=== PROBLEM ===
Give the records again exactly as written. Leave out the pictures.

=== DATA EXTRACTS ===
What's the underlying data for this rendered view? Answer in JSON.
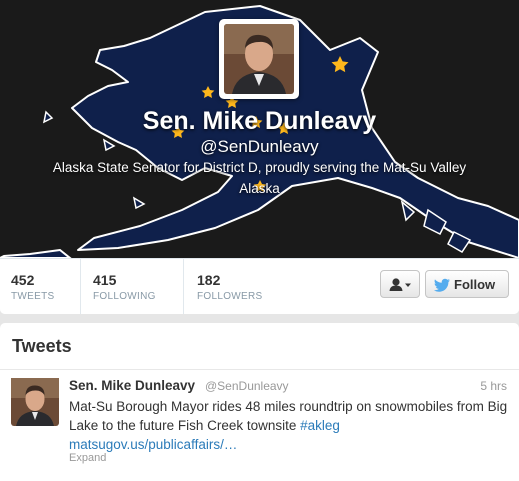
{
  "profile": {
    "name": "Sen. Mike Dunleavy",
    "handle": "@SenDunleavy",
    "bio_line1": "Alaska State Senator for District D, proudly serving the Mat-Su Valley",
    "bio_line2": "Alaska"
  },
  "stats": [
    {
      "value": "452",
      "label": "TWEETS"
    },
    {
      "value": "415",
      "label": "FOLLOWING"
    },
    {
      "value": "182",
      "label": "FOLLOWERS"
    }
  ],
  "actions": {
    "follow_label": "Follow",
    "user_menu_icon": "user-dropdown-icon",
    "follow_icon": "bird-icon"
  },
  "tweets_section": {
    "title": "Tweets",
    "items": [
      {
        "name": "Sen. Mike Dunleavy",
        "handle": "@SenDunleavy",
        "time": "5 hrs",
        "text_before": "Mat-Su Borough Mayor rides 48 miles roundtrip on snowmobiles from Big Lake to the future Fish Creek townsite ",
        "hashtag": "#akleg",
        "link": "matsugov.us/publicaffairs/…",
        "expand_label": "Expand"
      }
    ]
  },
  "colors": {
    "header_bg": "#1a1a1a",
    "flag_blue": "#0f204b",
    "star_gold": "#ffb81c",
    "link_blue": "#2b7bb9",
    "follow_bird": "#55acee"
  }
}
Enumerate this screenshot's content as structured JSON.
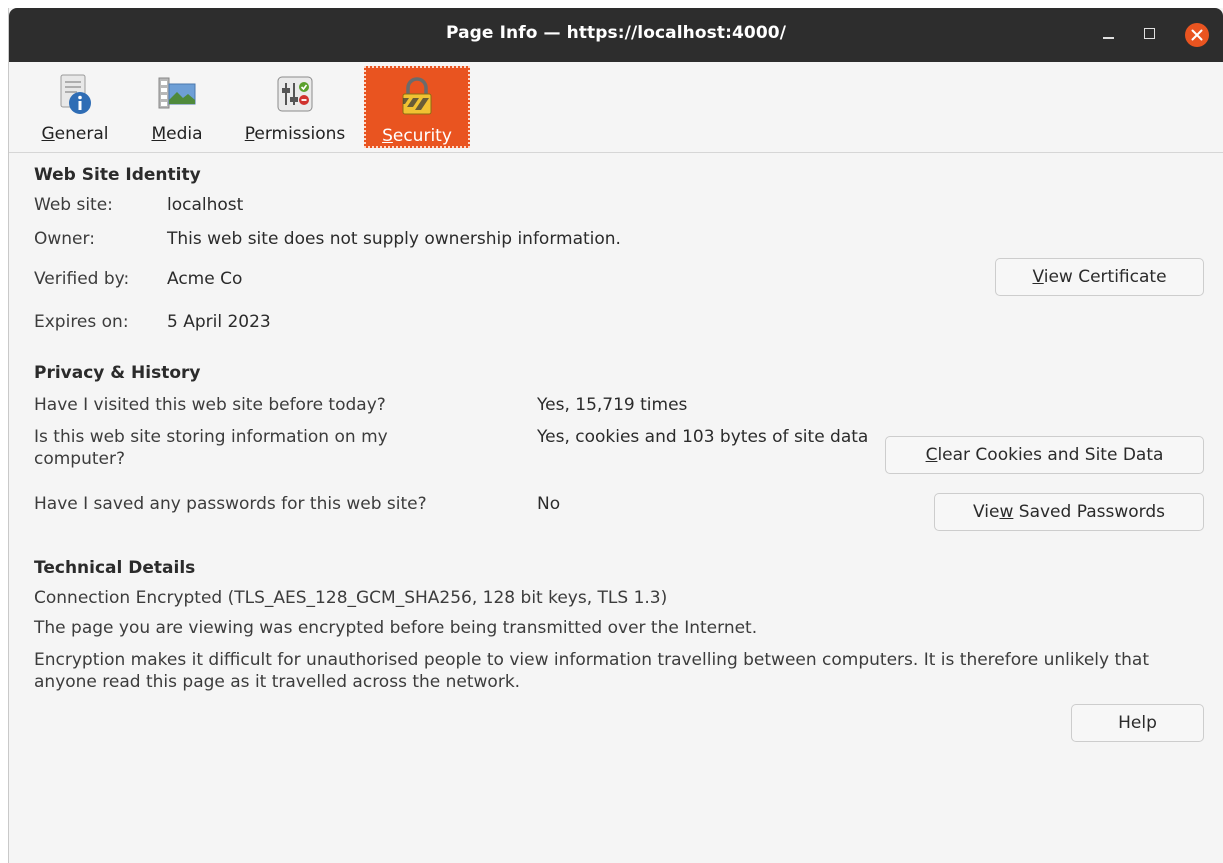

=== YOUR RESPONSE ===
What's the underlying data for this rendered view? Answer in JSON.
{
  "profile": {
    "name": "Sen. Mike Dunleavy",
    "handle": "@SenDunleavy",
    "bio_line1": "Alaska State Senator for District D, proudly serving the Mat-Su Valley",
    "bio_line2": "Alaska"
  },
  "stats": [
    {
      "value": "452",
      "label": "TWEETS"
    },
    {
      "value": "415",
      "label": "FOLLOWING"
    },
    {
      "value": "182",
      "label": "FOLLOWERS"
    }
  ],
  "actions": {
    "follow_label": "Follow",
    "user_menu_icon": "user-dropdown-icon",
    "follow_icon": "bird-icon"
  },
  "tweets_section": {
    "title": "Tweets",
    "items": [
      {
        "name": "Sen. Mike Dunleavy",
        "handle": "@SenDunleavy",
        "time": "5 hrs",
        "text_before": "Mat-Su Borough Mayor rides 48 miles roundtrip on snowmobiles from Big Lake to the future Fish Creek townsite ",
        "hashtag": "#akleg",
        "link": "matsugov.us/publicaffairs/…",
        "expand_label": "Expand"
      }
    ]
  },
  "colors": {
    "header_bg": "#1a1a1a",
    "flag_blue": "#0f204b",
    "star_gold": "#ffb81c",
    "link_blue": "#2b7bb9",
    "follow_bird": "#55acee"
  }
}
Enumerate this screenshot's content as structured JSON.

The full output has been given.